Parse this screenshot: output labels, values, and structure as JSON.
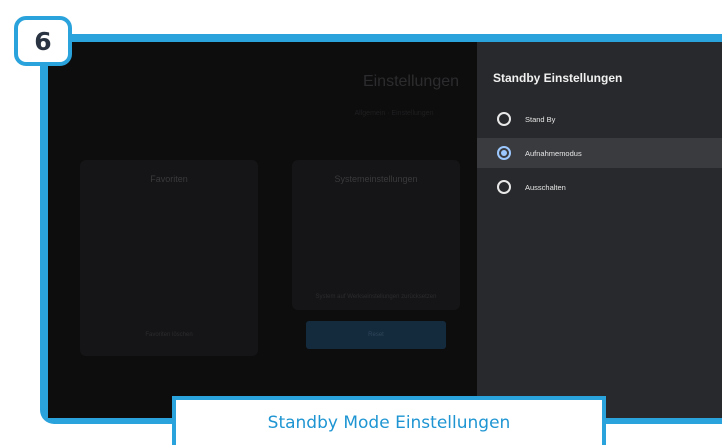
{
  "step_badge": "6",
  "background_screen": {
    "title": "Einstellungen",
    "subtitle": "Allgemein · Einstellungen",
    "card_left": {
      "title": "Favoriten",
      "footer": "Favoriten löschen"
    },
    "card_right": {
      "title": "Systemeinstellungen",
      "footer": "System auf Werkseinstellungen zurücksetzen",
      "button_label": "Reset"
    }
  },
  "standby_panel": {
    "title": "Standby Einstellungen",
    "options": [
      {
        "label": "Stand By",
        "selected": false
      },
      {
        "label": "Aufnahmemodus",
        "selected": true
      },
      {
        "label": "Ausschalten",
        "selected": false
      }
    ]
  },
  "caption": "Standby Mode Einstellungen",
  "colors": {
    "frame_blue": "#2aa3dc",
    "panel_bg": "#28292c",
    "selected_radio": "#9cc8ff",
    "caption_text": "#1e95d2"
  }
}
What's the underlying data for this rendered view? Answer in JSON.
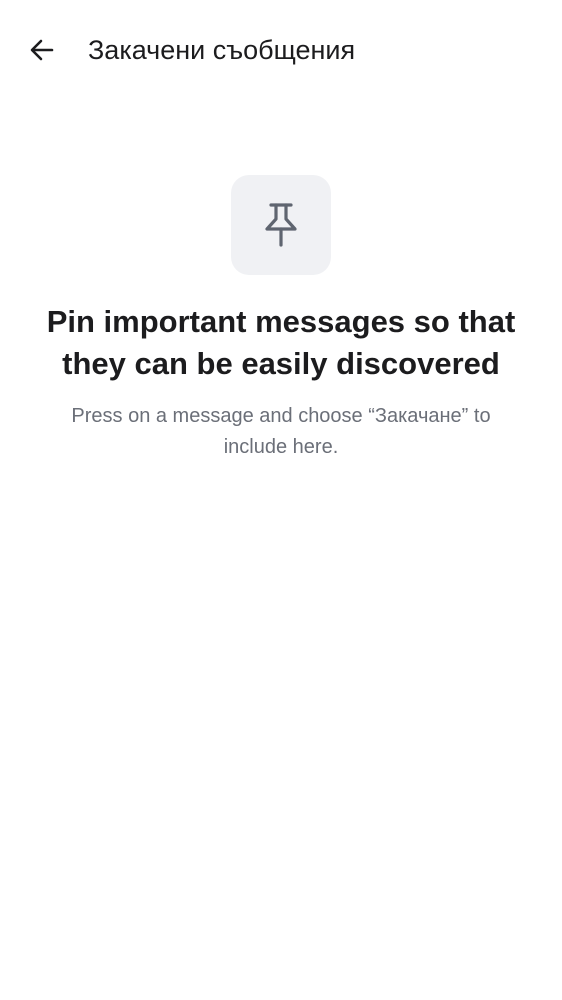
{
  "header": {
    "title": "Закачени съобщения",
    "back_icon": "arrow-left-icon"
  },
  "empty_state": {
    "icon": "pin-icon",
    "heading": "Pin important messages so that they can be easily discovered",
    "hint": "Press on a message and choose “Закачане” to include here."
  },
  "colors": {
    "text_primary": "#1c1c1e",
    "text_secondary": "#6b6f78",
    "icon_tile_bg": "#f0f1f4",
    "icon_color": "#5f6570"
  }
}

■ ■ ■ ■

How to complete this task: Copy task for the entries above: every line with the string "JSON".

Solution to this problem:
Parse this screenshot: output labels, values, and structure as JSON.
What's the underlying data for this rendered view? Answer in JSON.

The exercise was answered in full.